Directions for this task => Reproduce the records precisely. Omit every picture.

Supplied entries =>
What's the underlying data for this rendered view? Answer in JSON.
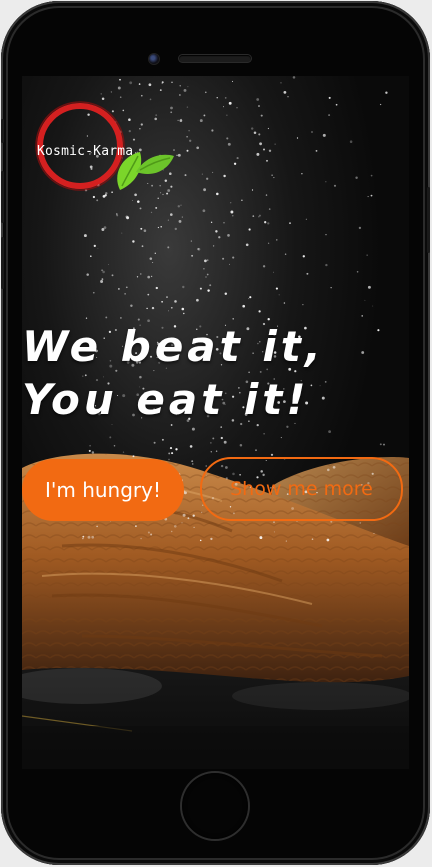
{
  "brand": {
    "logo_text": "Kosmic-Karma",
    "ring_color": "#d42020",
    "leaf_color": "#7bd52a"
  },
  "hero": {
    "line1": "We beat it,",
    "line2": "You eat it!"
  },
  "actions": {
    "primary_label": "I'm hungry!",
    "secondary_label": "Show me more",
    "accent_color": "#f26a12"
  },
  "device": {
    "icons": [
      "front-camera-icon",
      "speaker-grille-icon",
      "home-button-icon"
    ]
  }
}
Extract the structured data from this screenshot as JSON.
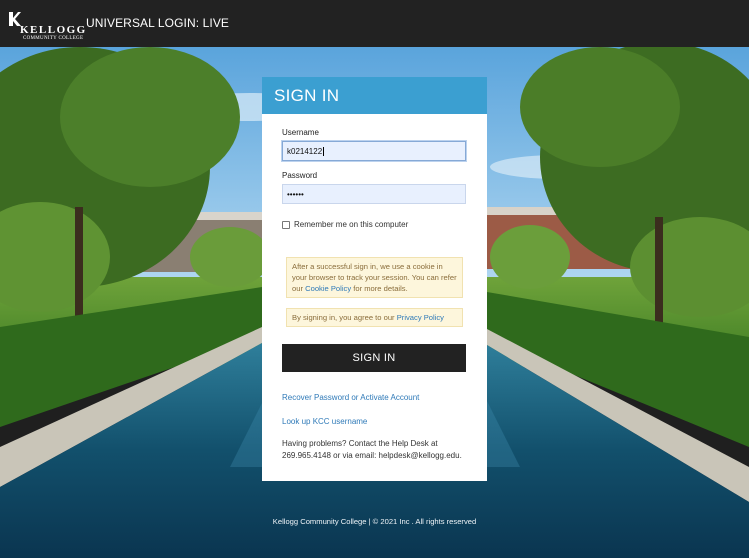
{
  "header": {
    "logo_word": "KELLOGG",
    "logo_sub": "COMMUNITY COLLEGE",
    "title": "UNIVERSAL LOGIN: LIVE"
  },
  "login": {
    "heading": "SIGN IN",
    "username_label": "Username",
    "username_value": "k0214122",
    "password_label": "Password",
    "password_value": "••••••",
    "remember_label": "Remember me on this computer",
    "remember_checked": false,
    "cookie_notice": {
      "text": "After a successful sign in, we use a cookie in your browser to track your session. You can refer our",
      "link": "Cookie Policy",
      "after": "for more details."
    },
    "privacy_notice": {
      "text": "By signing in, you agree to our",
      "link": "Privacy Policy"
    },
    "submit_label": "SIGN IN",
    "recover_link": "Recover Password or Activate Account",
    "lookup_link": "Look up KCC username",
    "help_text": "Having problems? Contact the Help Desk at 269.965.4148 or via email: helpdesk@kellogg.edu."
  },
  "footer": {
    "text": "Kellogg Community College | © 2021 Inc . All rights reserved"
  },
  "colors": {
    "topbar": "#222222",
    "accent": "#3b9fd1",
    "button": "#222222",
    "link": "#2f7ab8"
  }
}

Final answer =>
What's the underlying data for this rendered view? Answer in JSON.
{
  "brand": {
    "logo_text": "Kosmic-Karma",
    "ring_color": "#d42020",
    "leaf_color": "#7bd52a"
  },
  "hero": {
    "line1": "We beat it,",
    "line2": "You eat it!"
  },
  "actions": {
    "primary_label": "I'm hungry!",
    "secondary_label": "Show me more",
    "accent_color": "#f26a12"
  },
  "device": {
    "icons": [
      "front-camera-icon",
      "speaker-grille-icon",
      "home-button-icon"
    ]
  }
}
Extract the structured data from this screenshot as JSON.
{
  "header": {
    "logo_word": "KELLOGG",
    "logo_sub": "COMMUNITY COLLEGE",
    "title": "UNIVERSAL LOGIN: LIVE"
  },
  "login": {
    "heading": "SIGN IN",
    "username_label": "Username",
    "username_value": "k0214122",
    "password_label": "Password",
    "password_value": "••••••",
    "remember_label": "Remember me on this computer",
    "remember_checked": false,
    "cookie_notice": {
      "text": "After a successful sign in, we use a cookie in your browser to track your session. You can refer our",
      "link": "Cookie Policy",
      "after": "for more details."
    },
    "privacy_notice": {
      "text": "By signing in, you agree to our",
      "link": "Privacy Policy"
    },
    "submit_label": "SIGN IN",
    "recover_link": "Recover Password or Activate Account",
    "lookup_link": "Look up KCC username",
    "help_text": "Having problems? Contact the Help Desk at 269.965.4148 or via email: helpdesk@kellogg.edu."
  },
  "footer": {
    "text": "Kellogg Community College | © 2021 Inc . All rights reserved"
  },
  "colors": {
    "topbar": "#222222",
    "accent": "#3b9fd1",
    "button": "#222222",
    "link": "#2f7ab8"
  }
}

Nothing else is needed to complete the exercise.